# Exercise inputs
—————

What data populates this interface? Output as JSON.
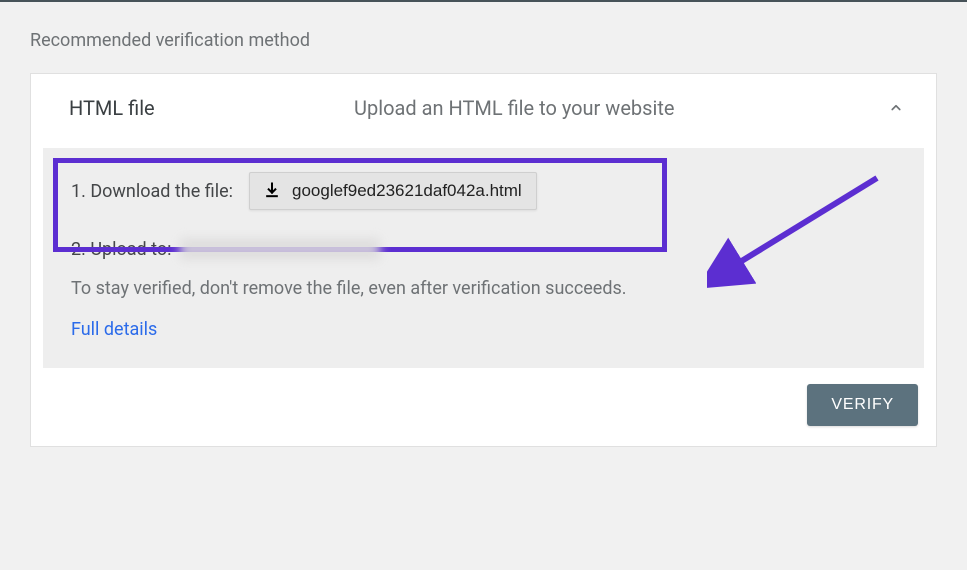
{
  "heading": "Recommended verification method",
  "card": {
    "title": "HTML file",
    "subtitle": "Upload an HTML file to your website"
  },
  "steps": {
    "download_label": "1. Download the file:",
    "download_filename": "googlef9ed23621daf042a.html",
    "upload_label": "2. Upload to:"
  },
  "note": "To stay verified, don't remove the file, even after verification succeeds.",
  "details_link": "Full details",
  "verify_button": "VERIFY",
  "colors": {
    "highlight": "#5c2ed1",
    "link": "#2b6bea",
    "verify_bg": "#5c727e"
  }
}
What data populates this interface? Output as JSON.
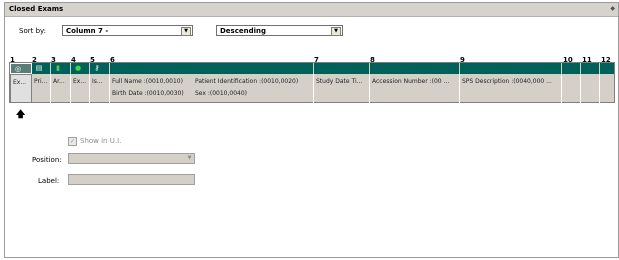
{
  "panel": {
    "title": "Closed Exams"
  },
  "sort": {
    "label": "Sort by:",
    "column_value": "Column 7 -",
    "order_value": "Descending"
  },
  "columns": {
    "numbers": [
      "1",
      "2",
      "3",
      "4",
      "5",
      "6",
      "7",
      "8",
      "9",
      "10",
      "11",
      "12"
    ],
    "header_icons": [
      "eye-icon",
      "printer-icon",
      "archive-icon",
      "exam-status-icon",
      "key-icon"
    ],
    "row_cells": [
      "Ex...",
      "Pri...",
      "Ar...",
      "Ex...",
      "Is...",
      "Full Name :(0010,0010)",
      "Patient Identification :(0010,0020)",
      "Birth Date :(0010,0030)",
      "Sex :(0010,0040)",
      "Study Date Ti...",
      "Accession Number :(00 ...",
      "SPS Description :(0040,000 ..."
    ]
  },
  "form": {
    "show_in_ui_label": "Show in U.I.",
    "position_label": "Position:",
    "label_label": "Label:"
  }
}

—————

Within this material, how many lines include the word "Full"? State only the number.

# Answer to this exercise
2